*Exercise objective*. Every record here needs to be retyped exactly.

[Excerpts from an interface dataset]
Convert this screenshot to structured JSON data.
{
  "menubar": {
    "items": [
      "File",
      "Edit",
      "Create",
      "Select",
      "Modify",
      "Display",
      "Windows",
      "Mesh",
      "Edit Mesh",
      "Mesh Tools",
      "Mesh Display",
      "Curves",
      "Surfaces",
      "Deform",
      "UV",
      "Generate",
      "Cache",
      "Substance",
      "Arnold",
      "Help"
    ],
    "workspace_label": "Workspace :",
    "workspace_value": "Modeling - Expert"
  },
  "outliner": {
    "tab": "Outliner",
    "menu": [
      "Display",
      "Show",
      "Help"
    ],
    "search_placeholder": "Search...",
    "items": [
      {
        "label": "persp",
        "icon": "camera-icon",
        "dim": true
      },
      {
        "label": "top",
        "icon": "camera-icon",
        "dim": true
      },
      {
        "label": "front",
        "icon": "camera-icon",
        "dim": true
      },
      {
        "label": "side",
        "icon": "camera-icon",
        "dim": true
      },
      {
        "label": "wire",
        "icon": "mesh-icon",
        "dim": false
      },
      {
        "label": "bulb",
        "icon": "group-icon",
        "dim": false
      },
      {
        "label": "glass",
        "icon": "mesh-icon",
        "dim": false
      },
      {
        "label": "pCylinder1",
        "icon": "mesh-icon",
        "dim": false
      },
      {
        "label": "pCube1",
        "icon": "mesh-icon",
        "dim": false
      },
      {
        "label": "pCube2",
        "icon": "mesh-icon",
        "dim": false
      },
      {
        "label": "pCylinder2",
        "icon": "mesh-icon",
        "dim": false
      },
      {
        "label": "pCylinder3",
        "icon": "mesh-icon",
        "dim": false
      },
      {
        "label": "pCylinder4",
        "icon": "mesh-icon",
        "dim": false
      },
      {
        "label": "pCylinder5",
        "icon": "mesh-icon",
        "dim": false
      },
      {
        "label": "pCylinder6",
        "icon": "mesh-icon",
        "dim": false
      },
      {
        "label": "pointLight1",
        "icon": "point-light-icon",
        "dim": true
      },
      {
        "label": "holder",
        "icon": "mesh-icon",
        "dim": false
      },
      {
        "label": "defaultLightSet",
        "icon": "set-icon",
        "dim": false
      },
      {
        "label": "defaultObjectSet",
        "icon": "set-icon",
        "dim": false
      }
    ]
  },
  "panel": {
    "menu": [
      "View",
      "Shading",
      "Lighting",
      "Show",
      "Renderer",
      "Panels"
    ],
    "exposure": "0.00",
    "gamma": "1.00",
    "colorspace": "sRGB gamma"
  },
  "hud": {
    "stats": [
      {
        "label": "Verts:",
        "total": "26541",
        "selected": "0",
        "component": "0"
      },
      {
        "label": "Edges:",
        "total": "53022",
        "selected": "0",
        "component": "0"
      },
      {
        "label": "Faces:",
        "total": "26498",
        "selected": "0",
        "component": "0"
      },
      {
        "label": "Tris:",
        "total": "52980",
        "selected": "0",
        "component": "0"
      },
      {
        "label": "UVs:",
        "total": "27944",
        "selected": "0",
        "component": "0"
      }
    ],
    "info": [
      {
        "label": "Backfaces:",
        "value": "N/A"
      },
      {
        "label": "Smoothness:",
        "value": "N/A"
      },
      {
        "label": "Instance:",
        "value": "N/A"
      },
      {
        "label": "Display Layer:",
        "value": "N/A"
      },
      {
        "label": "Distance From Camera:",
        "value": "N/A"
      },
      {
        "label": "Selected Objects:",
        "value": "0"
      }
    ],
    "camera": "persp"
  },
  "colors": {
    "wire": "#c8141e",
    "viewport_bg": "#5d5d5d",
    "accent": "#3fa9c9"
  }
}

*Finished exercise*.
Convert this screenshot to structured JSON data.
{
  "menubar": {
    "items": [
      "File",
      "Edit",
      "Create",
      "Select",
      "Modify",
      "Display",
      "Windows",
      "Mesh",
      "Edit Mesh",
      "Mesh Tools",
      "Mesh Display",
      "Curves",
      "Surfaces",
      "Deform",
      "UV",
      "Generate",
      "Cache",
      "Substance",
      "Arnold",
      "Help"
    ],
    "workspace_label": "Workspace :",
    "workspace_value": "Modeling - Expert"
  },
  "outliner": {
    "tab": "Outliner",
    "menu": [
      "Display",
      "Show",
      "Help"
    ],
    "search_placeholder": "Search...",
    "items": [
      {
        "label": "persp",
        "icon": "camera-icon",
        "dim": true
      },
      {
        "label": "top",
        "icon": "camera-icon",
        "dim": true
      },
      {
        "label": "front",
        "icon": "camera-icon",
        "dim": true
      },
      {
        "label": "side",
        "icon": "camera-icon",
        "dim": true
      },
      {
        "label": "wire",
        "icon": "mesh-icon",
        "dim": false
      },
      {
        "label": "bulb",
        "icon": "group-icon",
        "dim": false
      },
      {
        "label": "glass",
        "icon": "mesh-icon",
        "dim": false
      },
      {
        "label": "pCylinder1",
        "icon": "mesh-icon",
        "dim": false
      },
      {
        "label": "pCube1",
        "icon": "mesh-icon",
        "dim": false
      },
      {
        "label": "pCube2",
        "icon": "mesh-icon",
        "dim": false
      },
      {
        "label": "pCylinder2",
        "icon": "mesh-icon",
        "dim": false
      },
      {
        "label": "pCylinder3",
        "icon": "mesh-icon",
        "dim": false
      },
      {
        "label": "pCylinder4",
        "icon": "mesh-icon",
        "dim": false
      },
      {
        "label": "pCylinder5",
        "icon": "mesh-icon",
        "dim": false
      },
      {
        "label": "pCylinder6",
        "icon": "mesh-icon",
        "dim": false
      },
      {
        "label": "pointLight1",
        "icon": "point-light-icon",
        "dim": true
      },
      {
        "label": "holder",
        "icon": "mesh-icon",
        "dim": false
      },
      {
        "label": "defaultLightSet",
        "icon": "set-icon",
        "dim": false
      },
      {
        "label": "defaultObjectSet",
        "icon": "set-icon",
        "dim": false
      }
    ]
  },
  "panel": {
    "menu": [
      "View",
      "Shading",
      "Lighting",
      "Show",
      "Renderer",
      "Panels"
    ],
    "exposure": "0.00",
    "gamma": "1.00",
    "colorspace": "sRGB gamma"
  },
  "hud": {
    "stats": [
      {
        "label": "Verts:",
        "total": "26541",
        "selected": "0",
        "component": "0"
      },
      {
        "label": "Edges:",
        "total": "53022",
        "selected": "0",
        "component": "0"
      },
      {
        "label": "Faces:",
        "total": "26498",
        "selected": "0",
        "component": "0"
      },
      {
        "label": "Tris:",
        "total": "52980",
        "selected": "0",
        "component": "0"
      },
      {
        "label": "UVs:",
        "total": "27944",
        "selected": "0",
        "component": "0"
      }
    ],
    "info": [
      {
        "label": "Backfaces:",
        "value": "N/A"
      },
      {
        "label": "Smoothness:",
        "value": "N/A"
      },
      {
        "label": "Instance:",
        "value": "N/A"
      },
      {
        "label": "Display Layer:",
        "value": "N/A"
      },
      {
        "label": "Distance From Camera:",
        "value": "N/A"
      },
      {
        "label": "Selected Objects:",
        "value": "0"
      }
    ],
    "camera": "persp"
  },
  "colors": {
    "wire": "#c8141e",
    "viewport_bg": "#5d5d5d",
    "accent": "#3fa9c9"
  }
}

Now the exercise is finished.